# WORK ITEM:
Below are records; give the number of their lines that hold the word "Contentful", and write nothing more.

Segment Open

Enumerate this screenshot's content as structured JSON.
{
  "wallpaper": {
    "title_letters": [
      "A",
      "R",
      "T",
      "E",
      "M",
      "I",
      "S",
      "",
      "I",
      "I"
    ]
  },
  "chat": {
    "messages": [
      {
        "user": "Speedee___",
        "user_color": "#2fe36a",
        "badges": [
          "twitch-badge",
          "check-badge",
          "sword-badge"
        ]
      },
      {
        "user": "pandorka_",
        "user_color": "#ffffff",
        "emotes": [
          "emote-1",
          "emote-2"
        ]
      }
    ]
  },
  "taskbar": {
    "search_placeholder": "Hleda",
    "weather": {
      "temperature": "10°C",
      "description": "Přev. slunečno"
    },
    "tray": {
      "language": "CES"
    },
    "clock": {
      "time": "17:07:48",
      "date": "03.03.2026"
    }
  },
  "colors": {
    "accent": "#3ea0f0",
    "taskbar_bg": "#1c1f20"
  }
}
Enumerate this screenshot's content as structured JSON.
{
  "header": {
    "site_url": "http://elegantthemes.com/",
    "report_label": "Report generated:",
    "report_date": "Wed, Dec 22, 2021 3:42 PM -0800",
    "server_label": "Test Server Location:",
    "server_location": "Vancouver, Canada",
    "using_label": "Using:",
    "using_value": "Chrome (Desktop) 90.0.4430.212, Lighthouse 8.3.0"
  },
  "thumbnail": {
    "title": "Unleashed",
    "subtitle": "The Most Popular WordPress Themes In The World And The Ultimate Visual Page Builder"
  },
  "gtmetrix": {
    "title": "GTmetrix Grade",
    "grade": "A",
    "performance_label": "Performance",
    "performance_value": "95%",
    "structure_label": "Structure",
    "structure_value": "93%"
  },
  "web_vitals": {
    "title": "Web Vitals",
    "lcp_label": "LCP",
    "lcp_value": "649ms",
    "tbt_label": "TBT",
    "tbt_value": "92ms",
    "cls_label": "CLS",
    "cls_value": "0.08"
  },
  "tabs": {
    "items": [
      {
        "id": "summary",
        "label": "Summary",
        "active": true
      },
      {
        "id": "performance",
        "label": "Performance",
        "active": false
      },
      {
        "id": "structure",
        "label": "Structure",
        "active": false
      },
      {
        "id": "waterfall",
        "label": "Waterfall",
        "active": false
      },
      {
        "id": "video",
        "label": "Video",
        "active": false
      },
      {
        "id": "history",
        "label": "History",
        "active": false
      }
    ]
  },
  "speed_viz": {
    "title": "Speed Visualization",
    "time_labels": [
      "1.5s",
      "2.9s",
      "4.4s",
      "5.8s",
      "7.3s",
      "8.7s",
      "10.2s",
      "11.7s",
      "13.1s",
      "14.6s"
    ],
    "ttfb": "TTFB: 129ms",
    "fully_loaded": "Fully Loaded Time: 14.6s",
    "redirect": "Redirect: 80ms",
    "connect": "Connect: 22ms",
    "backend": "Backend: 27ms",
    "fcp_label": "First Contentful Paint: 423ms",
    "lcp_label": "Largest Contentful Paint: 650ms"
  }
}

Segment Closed

# ANSWER FOR THE TASK:
2